Historical and Educational Information
United States District Court for the District of Rhode Island


Edward W. Day of Cranston became the 15th judge in the 165-year history of the U. S. District Court for Rhode Island Monday in a ceremony before 300 spectators who jammed their way into the Providence court room. Judge Day, 52 and for 25 years an active member of the R. I. bar, repeated the oath as administered by Judge John P. Hartigan of the Circuit Court of Appeals. His appointment by President Eisenhower puts the first Republican on the federal district court bench here since the late Judge Ira Lloyd Letts resigned in 1935. The appointment is an interim one, filling the vacancy caused by the death last July of Judge Edward L. Leahy.

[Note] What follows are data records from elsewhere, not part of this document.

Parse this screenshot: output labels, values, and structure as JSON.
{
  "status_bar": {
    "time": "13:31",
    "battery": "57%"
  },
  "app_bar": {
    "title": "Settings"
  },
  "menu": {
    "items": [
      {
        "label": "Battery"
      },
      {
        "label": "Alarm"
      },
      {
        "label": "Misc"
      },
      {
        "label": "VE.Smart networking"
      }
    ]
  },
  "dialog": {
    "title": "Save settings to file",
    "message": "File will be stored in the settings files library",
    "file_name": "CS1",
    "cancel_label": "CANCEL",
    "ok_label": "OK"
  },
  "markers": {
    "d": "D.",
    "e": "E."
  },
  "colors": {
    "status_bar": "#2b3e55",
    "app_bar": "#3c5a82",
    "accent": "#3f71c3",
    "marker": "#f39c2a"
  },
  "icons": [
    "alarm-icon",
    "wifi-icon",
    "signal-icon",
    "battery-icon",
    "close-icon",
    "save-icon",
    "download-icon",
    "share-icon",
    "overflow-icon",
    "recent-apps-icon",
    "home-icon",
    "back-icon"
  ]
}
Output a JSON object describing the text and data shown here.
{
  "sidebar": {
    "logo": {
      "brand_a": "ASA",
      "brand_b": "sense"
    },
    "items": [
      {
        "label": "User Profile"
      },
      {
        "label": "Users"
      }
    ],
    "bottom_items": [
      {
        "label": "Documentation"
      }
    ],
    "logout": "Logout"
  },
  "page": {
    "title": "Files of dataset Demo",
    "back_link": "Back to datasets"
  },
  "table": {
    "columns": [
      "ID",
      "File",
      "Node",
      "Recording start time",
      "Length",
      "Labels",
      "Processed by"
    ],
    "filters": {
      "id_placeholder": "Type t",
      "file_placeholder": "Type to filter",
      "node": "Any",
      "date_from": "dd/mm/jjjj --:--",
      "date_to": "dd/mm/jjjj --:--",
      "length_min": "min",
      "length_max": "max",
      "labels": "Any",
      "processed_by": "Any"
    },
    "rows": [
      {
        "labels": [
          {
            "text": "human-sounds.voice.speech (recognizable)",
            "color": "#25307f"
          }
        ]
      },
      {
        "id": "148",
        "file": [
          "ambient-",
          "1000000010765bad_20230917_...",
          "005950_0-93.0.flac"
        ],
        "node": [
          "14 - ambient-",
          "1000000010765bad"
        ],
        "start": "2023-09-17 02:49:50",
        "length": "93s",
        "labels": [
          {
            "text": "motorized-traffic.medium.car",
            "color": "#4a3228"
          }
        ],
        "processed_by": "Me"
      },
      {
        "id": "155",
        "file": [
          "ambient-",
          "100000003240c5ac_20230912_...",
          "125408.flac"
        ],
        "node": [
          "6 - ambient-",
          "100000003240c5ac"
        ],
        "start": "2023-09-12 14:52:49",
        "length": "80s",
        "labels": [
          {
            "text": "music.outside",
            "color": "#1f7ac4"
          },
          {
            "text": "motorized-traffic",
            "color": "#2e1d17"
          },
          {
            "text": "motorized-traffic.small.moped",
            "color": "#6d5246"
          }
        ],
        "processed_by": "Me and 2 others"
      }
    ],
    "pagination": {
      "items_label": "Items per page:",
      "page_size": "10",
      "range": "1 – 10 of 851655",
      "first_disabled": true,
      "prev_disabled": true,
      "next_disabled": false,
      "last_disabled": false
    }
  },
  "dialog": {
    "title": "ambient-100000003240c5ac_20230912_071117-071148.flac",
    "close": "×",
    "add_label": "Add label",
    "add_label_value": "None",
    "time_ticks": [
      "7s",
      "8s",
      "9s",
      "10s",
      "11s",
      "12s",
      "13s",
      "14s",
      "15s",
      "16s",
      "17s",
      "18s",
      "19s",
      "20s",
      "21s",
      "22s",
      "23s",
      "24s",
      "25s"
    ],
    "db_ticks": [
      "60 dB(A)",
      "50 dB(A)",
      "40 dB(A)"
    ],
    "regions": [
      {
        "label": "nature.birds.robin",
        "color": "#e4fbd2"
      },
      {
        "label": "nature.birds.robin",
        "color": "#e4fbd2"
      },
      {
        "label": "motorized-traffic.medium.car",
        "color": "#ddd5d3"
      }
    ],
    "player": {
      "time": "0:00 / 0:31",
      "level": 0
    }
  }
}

Judge Day's confirmation by the U. S. Senate for permanent appointment is expected soon after Congress convenes in January. Judge Day's commission was presented to Judge Hartigan by U. S. Atty. Jacob S. Temkin and was read by Court Clerk Neale D. Murphy. He was then sworn in and escorted to his seat on the bench by U. S. Marshal Howard S. Proctor. Tributes were paid him by Henry J. Blais, president of the R. I. Bar Association who said the appointment received the universal approval of the bar and the public and by Judge Hartigan who brought the greetings of the federal appeals court and the State Supreme Court which was in session and unable to send a representative. Seated in the courtroom were Presiding Judge G. Frederick Frost and Associate Judge Harold A. Andrews of the Superior Court; Chief Judge Robert E. Quinn of the U. S. Military Court of Appeals; Judge John M. Booth of the R. I. Juvenile Court; Governor Roberts, former Governor William S. Flynn; Charles H. Eden, Republican state chairman; Thomas J. Paolino, Republican national committeeman, both of whom were aspirants for the judgeship: Mrs. Marion F. Yatman, Republican committeewoman who have supported Judge Day for the appointment, and many other public officials and party leaders. Assisting Judge Day at a reception later in U.S. court library were his wife and three daughters, Martha Ann, Madeline and Mrs. Walter E. Schortmann. A son Edward W. Jr., is in the Navy and was unable to be present. Judge Day said afterwards he had made no decisions yet on or about the 13 appointments which he has the power to make, among them the clerk of the court, the probation officer, referee in bankruptcy and U. S. Commissioners. All incumbents are Democratic holdovers but they serve at the pleasure of the judge.